In our modern world, being always connected and getting real-time updates has become an important part of our lives. On-demand delivery is not an exception to this rule. We all, at some point, have bought something and then found ourselves refreshing the tracking link like there’s no tomorrow.
Our in-house apps use websocket connections in order to have real-time updates.
However, we also have clients that want to integrate with us directly through our API, and we offer a different solution for this.
So, how do they receive package updates in real time?
Webhooks to the rescue!
Before we move on, what exactly is a webhook?
A webhook (also called a web callback or HTTP push API) is a way for an app to provide other applications with real-time information. Unlike other APIs, where you’d need to poll for data very frequently, a webhook “pushes” data to other applications as events happen, meaning they get informed immediately.
Any API integrator can benefit from Stuart webhooks.
How can a client use Stuart webhooks
Every time there’s a relevant update on a package, we send a webhook to the clients that have them configured.
Some relevant updates might be:
- A client has requested a package;
- A courier has accepted a package;
- A courier assigned to any of your requested packages has changed their position;
- The package has been canceled.
And so on.
That gives the client integrated with Stuart the flexibility to build their own tracking mechanisms. For example, a webhook can trigger an SMS service to send the end customer a message when the courier picks up the package.
How we manually test webhooks
Let’s assume that we want to test that the api sends a webhook indicating that a package has been created.
We are going to test the following:
- The client configures the webhook;
- The client creates a package;
- The client receives a webhook.
We use a request bin server to receive the test webhook messages.
A request bin is some service that collects received requests and let us inspect them afterwards in a human friendly way.

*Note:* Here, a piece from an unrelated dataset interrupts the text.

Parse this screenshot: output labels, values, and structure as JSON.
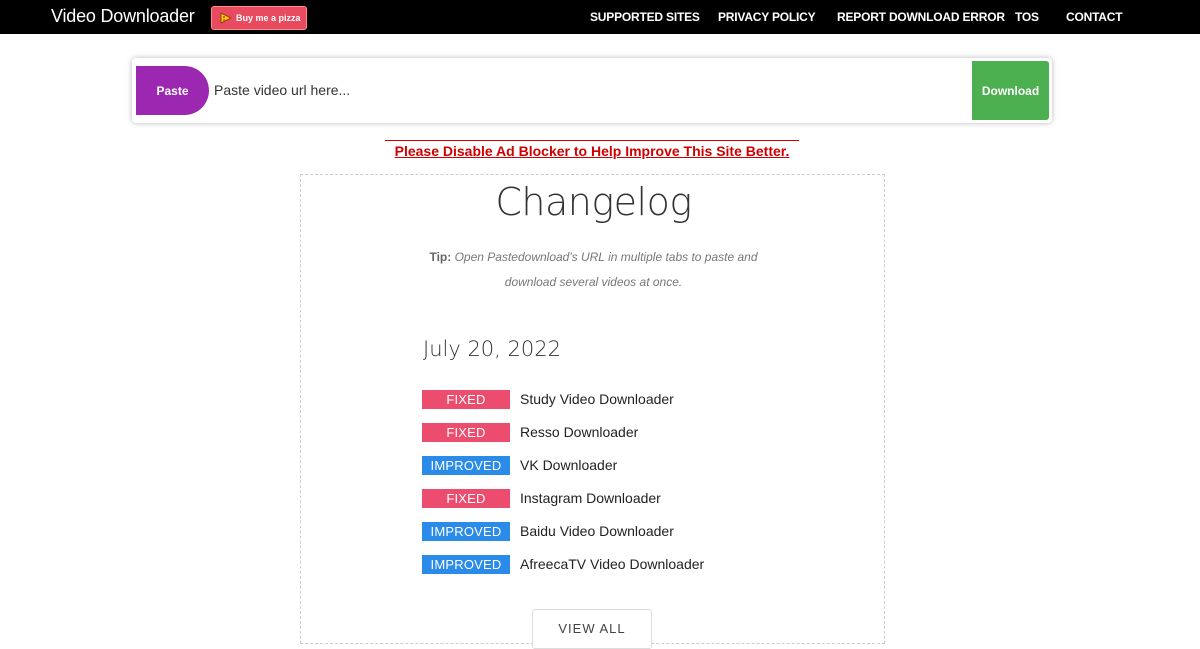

In this way, we manually create a package and check there that a webhook is received with a certain payload.
From a test automation perspective, it should work quite similarly. Our test suite will be the one creating the package but then we’re still don’t have the request bin under our full control.
So, we create request bins on demand via an API and then we can retrieve all the received requests via the same API.
Our e2e tests setup for CI
We have a dockerized environment were we have all services needed in order to have an up and running stuart-api. To keep it simple and focused on the problem we’re trying to solve, let’s assume that this is our setup:
The e2etests container is a java Maven project that uses RestAssured. Webhooks will be sent by a background worker process running in our API service.
How we solved it
After digging into it and evaluating some things (like creating our own rest service that will work as a “headless” requestbin), we found a nicer solution.
Earlier, we mentioned using the RequestBin API to let us create bins and retrieve all messages. In the end, we can handle this with something as easy as adding a new service in our dockerized setup:
Before every test execution the steps to follow will be:
- Create a new bin;
- Update the client we use to create packages so it has the webhook URL as that created bin;
- Create a package with that client;
- Poll the request bin until messages are received;
Have you ever faced the same challenge of testing webhooks as we did? Have you done it in a different way? Do you like our solution? I’ll be really happy to listen your feedback!